- Prompt -
Only lines containing the word "components" belong in the answer; copy each one from the records.

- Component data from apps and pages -
== Segment start ==

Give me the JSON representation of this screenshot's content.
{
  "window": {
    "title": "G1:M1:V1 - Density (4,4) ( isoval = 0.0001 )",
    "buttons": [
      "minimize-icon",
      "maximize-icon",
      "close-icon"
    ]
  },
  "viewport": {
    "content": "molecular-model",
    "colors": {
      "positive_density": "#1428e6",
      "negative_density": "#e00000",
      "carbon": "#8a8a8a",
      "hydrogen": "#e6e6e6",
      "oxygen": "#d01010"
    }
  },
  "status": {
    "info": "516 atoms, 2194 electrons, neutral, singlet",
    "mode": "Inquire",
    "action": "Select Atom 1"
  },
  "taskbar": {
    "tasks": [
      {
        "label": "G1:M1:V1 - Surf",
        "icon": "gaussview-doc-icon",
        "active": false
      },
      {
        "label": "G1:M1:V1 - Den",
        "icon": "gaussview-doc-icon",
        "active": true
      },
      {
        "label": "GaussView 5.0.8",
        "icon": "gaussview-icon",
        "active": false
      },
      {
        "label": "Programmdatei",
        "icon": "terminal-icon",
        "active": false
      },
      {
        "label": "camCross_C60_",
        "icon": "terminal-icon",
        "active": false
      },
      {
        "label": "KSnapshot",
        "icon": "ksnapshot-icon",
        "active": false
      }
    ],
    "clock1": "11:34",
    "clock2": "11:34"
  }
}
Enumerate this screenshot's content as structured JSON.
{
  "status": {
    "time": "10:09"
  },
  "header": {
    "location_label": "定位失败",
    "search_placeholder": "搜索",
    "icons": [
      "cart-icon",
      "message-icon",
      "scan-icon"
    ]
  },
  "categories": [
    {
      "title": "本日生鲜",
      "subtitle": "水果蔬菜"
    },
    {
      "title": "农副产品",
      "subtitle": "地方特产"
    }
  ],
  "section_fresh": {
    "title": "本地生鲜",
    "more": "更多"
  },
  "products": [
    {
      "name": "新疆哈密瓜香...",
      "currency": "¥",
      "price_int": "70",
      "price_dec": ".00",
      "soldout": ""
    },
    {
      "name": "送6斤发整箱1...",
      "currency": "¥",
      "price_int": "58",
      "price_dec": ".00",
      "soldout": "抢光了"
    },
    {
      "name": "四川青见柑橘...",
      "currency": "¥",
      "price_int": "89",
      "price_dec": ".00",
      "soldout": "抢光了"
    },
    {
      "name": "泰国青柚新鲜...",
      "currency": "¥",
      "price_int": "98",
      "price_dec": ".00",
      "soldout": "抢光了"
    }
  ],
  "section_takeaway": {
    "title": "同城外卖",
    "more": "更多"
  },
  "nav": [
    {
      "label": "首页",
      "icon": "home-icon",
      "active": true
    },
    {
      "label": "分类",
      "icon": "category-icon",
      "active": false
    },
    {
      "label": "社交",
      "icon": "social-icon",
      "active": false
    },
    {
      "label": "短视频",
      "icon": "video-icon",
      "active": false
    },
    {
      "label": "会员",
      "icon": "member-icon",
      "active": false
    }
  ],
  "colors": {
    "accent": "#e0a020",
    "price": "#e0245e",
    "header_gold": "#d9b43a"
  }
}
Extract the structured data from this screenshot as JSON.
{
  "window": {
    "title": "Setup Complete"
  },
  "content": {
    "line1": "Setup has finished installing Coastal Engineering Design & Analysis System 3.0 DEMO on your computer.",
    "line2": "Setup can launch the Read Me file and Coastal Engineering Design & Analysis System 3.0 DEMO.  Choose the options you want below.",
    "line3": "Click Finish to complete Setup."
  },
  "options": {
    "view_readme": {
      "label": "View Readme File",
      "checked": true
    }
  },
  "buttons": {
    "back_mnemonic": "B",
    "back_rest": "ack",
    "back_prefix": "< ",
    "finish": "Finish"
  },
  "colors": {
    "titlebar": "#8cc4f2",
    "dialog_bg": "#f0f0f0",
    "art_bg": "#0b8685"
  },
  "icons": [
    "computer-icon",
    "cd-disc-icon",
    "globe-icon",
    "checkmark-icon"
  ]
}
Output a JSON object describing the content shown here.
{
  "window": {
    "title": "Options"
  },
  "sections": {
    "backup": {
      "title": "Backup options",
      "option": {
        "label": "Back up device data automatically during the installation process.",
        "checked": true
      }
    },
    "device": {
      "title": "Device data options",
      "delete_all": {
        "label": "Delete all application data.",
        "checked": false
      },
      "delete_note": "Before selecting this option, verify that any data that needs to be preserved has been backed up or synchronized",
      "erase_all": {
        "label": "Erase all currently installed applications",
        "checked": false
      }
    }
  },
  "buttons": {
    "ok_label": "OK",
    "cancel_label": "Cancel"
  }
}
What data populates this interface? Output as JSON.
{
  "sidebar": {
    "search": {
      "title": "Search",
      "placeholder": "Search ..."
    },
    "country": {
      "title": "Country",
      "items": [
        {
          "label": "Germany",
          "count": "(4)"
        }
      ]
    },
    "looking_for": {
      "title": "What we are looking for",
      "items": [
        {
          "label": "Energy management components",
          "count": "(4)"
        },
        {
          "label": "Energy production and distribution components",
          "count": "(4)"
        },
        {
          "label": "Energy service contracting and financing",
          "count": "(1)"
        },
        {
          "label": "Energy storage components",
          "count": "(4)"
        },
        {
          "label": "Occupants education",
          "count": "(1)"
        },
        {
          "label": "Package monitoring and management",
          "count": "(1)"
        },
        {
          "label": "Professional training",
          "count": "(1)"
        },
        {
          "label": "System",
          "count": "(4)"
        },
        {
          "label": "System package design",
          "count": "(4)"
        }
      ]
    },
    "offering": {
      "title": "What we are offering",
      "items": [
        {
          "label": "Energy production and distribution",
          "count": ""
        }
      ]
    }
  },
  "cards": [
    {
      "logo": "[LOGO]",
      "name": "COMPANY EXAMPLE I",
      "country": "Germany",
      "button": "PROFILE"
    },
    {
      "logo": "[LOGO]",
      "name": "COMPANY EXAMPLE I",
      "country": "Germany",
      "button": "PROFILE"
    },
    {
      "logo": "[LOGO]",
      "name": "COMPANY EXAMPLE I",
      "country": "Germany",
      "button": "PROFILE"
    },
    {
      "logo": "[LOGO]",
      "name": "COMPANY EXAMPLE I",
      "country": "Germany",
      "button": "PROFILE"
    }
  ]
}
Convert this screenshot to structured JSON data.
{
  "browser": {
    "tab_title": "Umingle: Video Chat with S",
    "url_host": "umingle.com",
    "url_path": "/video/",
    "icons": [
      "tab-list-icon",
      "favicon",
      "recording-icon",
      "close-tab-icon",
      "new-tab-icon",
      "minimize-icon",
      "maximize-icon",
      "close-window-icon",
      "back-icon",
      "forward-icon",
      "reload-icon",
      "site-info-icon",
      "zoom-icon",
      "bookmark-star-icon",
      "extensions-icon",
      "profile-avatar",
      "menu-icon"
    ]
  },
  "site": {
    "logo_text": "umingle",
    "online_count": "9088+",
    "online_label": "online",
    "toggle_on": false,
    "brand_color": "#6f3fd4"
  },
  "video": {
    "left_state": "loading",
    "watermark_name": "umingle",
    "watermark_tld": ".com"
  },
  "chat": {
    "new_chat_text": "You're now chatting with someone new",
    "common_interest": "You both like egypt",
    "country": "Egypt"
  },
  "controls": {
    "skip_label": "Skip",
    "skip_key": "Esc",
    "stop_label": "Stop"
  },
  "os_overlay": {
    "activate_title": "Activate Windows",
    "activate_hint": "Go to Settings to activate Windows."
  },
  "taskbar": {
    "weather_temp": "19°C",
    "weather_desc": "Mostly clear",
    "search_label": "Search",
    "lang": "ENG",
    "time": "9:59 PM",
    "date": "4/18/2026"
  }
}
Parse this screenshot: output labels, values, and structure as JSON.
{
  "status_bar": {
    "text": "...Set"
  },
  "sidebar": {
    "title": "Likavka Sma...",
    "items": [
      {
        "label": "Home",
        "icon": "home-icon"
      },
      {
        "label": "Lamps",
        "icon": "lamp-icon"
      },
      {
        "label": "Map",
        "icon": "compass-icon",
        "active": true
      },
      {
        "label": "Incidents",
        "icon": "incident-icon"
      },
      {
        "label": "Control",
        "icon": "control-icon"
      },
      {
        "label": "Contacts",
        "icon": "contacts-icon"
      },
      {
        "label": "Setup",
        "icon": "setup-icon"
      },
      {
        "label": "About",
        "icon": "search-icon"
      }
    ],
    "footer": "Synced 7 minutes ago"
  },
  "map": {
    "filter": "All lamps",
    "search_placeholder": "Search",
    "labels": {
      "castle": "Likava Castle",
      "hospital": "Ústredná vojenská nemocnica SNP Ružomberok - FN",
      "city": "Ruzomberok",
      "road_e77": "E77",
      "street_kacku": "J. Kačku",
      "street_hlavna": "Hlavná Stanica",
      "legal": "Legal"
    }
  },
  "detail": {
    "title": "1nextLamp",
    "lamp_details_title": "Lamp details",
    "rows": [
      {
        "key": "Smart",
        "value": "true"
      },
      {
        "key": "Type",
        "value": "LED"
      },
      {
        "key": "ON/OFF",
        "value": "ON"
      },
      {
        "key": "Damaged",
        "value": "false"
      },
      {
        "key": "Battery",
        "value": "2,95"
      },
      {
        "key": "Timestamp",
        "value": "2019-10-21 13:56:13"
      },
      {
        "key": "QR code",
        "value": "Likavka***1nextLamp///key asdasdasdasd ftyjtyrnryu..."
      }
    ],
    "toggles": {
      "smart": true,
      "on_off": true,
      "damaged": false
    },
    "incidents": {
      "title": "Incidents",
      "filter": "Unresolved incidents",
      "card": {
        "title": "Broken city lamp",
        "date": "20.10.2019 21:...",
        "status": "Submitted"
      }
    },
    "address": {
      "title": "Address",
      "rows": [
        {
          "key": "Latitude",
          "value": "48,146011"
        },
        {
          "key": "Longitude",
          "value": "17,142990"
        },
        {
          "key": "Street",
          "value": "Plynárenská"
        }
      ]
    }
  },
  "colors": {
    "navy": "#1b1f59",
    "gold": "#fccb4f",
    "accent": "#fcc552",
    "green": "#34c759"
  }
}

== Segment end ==

- Result of this task -
          "label": "Energy management components",
          "label": "Energy production and distribution components",
          "label": "Energy storage components",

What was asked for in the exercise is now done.